**DESCRIPTION OF THE TASK**
How many of the lines below contain "findall"? Reply with only that figure.

**DATA EXTRACTS**

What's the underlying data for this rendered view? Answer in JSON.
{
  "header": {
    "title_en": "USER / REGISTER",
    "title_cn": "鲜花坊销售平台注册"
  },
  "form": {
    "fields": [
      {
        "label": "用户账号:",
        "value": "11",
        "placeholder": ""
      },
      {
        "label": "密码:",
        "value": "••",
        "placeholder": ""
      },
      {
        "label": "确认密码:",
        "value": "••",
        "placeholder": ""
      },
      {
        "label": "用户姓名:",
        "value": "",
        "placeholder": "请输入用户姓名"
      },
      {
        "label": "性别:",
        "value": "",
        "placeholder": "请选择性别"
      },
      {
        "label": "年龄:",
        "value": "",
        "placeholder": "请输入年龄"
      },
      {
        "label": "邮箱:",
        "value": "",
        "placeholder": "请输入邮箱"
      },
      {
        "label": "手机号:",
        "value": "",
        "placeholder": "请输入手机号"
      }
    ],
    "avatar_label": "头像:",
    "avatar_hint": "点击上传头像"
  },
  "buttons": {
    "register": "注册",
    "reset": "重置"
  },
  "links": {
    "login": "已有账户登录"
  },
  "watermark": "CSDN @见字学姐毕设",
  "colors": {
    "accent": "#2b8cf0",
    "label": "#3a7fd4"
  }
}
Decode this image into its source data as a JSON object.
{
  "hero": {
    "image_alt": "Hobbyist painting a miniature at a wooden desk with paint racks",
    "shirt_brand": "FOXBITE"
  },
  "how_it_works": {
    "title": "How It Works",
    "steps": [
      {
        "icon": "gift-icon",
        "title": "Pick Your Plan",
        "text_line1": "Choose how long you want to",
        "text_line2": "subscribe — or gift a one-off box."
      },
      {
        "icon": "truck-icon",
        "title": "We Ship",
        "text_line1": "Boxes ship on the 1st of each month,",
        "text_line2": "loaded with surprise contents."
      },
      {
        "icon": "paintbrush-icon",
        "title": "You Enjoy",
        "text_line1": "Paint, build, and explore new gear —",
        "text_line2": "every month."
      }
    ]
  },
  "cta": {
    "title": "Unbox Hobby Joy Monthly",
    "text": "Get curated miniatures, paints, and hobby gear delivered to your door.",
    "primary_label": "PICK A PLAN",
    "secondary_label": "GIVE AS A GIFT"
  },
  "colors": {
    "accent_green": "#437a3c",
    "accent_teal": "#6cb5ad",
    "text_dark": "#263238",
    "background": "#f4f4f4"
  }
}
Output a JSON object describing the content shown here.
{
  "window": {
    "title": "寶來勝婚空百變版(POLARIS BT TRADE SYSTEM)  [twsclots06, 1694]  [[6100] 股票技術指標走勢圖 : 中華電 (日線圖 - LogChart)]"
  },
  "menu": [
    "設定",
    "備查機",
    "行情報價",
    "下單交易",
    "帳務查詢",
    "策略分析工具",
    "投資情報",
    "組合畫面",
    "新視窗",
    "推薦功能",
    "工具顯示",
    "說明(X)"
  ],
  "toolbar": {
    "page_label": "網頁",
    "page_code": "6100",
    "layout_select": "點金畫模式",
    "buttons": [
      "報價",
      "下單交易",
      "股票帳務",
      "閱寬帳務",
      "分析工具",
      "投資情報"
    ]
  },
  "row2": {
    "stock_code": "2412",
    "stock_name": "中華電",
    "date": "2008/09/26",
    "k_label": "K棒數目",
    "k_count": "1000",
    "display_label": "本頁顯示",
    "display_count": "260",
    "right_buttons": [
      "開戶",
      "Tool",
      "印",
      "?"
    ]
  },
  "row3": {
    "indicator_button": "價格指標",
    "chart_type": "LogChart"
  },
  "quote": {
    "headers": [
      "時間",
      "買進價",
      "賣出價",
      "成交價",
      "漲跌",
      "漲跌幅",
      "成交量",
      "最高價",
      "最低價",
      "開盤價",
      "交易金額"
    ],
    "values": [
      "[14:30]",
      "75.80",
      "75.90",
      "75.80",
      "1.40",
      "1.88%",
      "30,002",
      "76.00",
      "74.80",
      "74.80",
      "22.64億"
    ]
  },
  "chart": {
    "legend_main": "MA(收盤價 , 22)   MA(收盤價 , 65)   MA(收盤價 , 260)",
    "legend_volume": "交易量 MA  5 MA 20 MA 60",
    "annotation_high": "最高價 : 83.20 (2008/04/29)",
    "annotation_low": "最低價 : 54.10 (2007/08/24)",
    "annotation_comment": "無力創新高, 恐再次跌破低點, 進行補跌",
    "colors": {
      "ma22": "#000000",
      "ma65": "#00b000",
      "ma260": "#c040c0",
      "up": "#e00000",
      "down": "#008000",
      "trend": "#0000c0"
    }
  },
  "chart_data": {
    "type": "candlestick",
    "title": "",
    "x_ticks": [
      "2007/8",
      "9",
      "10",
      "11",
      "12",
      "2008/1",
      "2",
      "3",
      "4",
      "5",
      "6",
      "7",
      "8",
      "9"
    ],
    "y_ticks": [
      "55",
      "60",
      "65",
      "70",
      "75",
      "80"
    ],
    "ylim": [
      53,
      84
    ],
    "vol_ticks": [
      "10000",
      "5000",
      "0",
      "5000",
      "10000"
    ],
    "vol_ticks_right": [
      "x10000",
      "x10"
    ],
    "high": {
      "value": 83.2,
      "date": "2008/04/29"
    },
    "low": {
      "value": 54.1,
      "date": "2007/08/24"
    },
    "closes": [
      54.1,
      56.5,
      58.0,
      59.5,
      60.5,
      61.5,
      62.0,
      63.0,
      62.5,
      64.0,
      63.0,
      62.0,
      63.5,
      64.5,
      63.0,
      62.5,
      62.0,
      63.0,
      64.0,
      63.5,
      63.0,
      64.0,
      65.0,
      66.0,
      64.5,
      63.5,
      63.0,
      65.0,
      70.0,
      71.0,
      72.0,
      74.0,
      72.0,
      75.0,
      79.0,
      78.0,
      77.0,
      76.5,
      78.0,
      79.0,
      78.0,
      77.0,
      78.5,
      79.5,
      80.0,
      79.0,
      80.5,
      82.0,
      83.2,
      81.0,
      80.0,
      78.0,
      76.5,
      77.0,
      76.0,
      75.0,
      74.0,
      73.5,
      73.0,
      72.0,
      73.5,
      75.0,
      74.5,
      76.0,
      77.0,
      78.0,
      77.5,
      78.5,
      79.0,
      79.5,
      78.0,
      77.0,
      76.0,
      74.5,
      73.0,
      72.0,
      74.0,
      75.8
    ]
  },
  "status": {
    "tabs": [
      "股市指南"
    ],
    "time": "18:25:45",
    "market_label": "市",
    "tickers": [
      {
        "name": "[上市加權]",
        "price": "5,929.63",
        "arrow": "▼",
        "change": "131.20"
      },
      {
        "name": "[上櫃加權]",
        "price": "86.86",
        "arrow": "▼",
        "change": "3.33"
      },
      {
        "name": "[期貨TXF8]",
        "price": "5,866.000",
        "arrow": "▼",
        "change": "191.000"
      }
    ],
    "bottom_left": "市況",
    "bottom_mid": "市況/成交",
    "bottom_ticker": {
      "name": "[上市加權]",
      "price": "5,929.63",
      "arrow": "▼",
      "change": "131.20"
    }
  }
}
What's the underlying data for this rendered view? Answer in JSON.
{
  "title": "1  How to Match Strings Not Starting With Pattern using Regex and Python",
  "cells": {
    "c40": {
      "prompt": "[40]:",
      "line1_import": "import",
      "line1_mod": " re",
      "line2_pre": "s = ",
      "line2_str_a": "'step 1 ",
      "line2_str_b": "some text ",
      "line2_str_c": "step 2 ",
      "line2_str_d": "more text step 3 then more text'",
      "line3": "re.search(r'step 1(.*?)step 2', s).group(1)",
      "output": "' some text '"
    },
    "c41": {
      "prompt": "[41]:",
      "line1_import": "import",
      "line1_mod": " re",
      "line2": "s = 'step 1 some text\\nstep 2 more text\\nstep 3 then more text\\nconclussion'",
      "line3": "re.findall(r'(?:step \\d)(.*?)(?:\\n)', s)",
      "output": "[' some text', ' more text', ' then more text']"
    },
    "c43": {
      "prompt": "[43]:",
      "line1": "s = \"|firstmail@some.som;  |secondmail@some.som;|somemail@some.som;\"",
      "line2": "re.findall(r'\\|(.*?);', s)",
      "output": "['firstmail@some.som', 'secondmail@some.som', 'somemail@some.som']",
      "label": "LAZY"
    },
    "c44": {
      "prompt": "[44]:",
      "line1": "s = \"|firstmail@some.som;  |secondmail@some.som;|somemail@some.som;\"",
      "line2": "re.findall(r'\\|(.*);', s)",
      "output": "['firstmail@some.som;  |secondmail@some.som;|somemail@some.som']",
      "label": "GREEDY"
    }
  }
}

**SOLVED PROBLEM**
3